Against a basket of currencies, the dollar hit its highest in more than three weeks, extending sharp gains made the previous day, while the euro fell to its lowest level since the end of June. Investors said the greenback was benefiting from safe-haven flows.
Italian two-year and five-year government bond yields rose about 22 to 25 basis points to 1.27% and 2.32% in early trade, hitting their highest levels since early June. Italian bank stocks fell 0.8% and are set for their worst week since early June. Economy minister Giovanni Tria is under pressure from within the government to raise spending and challenge EU budget rules.
The possibility that he might be forced to resign has investors worried that Italy could go on a spending binge, or even that fresh elections could follow. This, in turn, could strengthen the hand of the eurosceptic League party and its leader, Matteo Salvini.
The two-and five-year bonds have been most sensitive to concern about the chance of an Italian exit from the euro, which would increase default risk on debt coming due soon.
“Clearly, this is about the fear that Tria gets kicked out, which could lead to a collapse of the government, new elections, and the League gaining even further,” said Commerzbank strategist Christoph Rieger. “Or it may mean that they agree on a budget that’s at odds with the EU,” he added, saying this would imply heavier borrowing and greater bond supply.
Yields on 10-year bonds also rose, by nine basis points, to hit 3% for the first time since June 11, and the closely watched spread over Germany was at its widest since late June at 257 basis points.
With the trade tensions encouraging demand for safe haven assets, the 10-year US treasury note yield pulled back to 2.9767% from a 10-week high above 3%, brushed mid-week. The 10-year treasury yield had hit the peak partly due to a surge in Japanese government bond yields to one-and-a-half-year highs this week as the market tested the Bank of Japan’s (BOJ) rejigged policy framework, under which it now allows yields to fluctuate in a wider band.
Oil prices eased back slightly after the previous day’s rally, which was driven by an industry report suggesting US crude stockpiles would soon decline again after a surprise rise in the latest week. Brent crude futures were down 0.4% at $73.17 a barrel after surging 1.5% on Thursday.
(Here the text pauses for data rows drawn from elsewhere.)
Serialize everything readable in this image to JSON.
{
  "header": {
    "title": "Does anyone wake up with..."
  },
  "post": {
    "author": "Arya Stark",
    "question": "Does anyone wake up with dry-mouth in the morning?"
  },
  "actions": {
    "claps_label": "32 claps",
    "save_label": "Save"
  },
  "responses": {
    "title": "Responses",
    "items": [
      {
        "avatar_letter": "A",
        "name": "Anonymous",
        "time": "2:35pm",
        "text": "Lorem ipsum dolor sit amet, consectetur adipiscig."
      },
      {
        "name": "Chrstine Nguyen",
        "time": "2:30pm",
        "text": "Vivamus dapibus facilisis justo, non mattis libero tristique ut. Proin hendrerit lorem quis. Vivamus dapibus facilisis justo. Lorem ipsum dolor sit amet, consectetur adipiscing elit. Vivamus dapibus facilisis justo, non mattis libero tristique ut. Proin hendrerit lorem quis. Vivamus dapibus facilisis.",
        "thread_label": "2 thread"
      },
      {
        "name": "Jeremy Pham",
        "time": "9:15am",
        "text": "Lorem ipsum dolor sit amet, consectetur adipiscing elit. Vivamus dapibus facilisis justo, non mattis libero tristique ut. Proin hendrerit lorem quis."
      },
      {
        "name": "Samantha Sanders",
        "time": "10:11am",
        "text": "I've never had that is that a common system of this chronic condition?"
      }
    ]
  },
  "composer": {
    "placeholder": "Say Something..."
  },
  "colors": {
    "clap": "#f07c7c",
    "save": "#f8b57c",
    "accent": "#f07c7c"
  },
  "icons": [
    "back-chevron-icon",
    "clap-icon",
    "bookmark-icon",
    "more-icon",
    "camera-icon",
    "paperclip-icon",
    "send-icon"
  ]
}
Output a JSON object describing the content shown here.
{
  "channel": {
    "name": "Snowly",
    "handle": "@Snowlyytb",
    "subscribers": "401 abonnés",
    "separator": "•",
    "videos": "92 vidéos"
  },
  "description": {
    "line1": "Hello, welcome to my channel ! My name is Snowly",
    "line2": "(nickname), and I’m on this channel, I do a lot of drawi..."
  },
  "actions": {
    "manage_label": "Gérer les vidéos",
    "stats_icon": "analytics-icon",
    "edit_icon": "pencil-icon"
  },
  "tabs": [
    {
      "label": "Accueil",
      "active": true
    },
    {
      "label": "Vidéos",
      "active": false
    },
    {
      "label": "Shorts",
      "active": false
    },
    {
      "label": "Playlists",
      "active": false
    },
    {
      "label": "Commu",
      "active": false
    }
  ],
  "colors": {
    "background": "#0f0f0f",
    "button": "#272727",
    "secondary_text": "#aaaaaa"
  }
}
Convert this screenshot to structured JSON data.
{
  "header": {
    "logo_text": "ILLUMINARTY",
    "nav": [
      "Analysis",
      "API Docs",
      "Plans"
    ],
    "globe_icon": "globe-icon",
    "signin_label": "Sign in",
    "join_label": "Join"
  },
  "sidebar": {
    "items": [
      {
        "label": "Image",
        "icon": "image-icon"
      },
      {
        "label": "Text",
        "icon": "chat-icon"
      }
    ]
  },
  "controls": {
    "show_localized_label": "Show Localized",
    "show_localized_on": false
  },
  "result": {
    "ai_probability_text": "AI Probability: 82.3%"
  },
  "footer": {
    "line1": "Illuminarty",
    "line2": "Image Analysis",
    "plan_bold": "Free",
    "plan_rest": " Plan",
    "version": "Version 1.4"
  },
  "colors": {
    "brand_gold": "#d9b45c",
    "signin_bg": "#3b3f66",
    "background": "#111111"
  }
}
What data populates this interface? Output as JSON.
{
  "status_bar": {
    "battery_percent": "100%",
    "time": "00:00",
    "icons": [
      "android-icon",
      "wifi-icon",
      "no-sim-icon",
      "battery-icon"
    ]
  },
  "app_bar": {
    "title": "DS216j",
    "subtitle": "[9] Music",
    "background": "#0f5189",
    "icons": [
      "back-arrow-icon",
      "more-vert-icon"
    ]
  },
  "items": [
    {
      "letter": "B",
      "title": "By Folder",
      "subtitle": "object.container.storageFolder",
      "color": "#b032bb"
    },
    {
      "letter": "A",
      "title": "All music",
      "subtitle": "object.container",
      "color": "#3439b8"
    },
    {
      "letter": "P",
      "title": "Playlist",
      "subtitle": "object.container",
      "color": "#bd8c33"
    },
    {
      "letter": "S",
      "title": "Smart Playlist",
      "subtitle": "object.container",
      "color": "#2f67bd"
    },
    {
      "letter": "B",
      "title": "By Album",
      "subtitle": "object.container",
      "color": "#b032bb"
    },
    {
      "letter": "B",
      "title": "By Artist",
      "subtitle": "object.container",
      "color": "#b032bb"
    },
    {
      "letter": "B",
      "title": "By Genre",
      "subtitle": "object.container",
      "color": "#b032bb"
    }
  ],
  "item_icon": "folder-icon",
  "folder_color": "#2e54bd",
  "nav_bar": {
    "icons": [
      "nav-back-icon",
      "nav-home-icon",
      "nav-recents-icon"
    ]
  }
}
Copper on the London Metal Exchange slipped 0.5% to $6,107 a tonne. With trade tensions hurting demand, the industrial metal was down 2.8% for the week.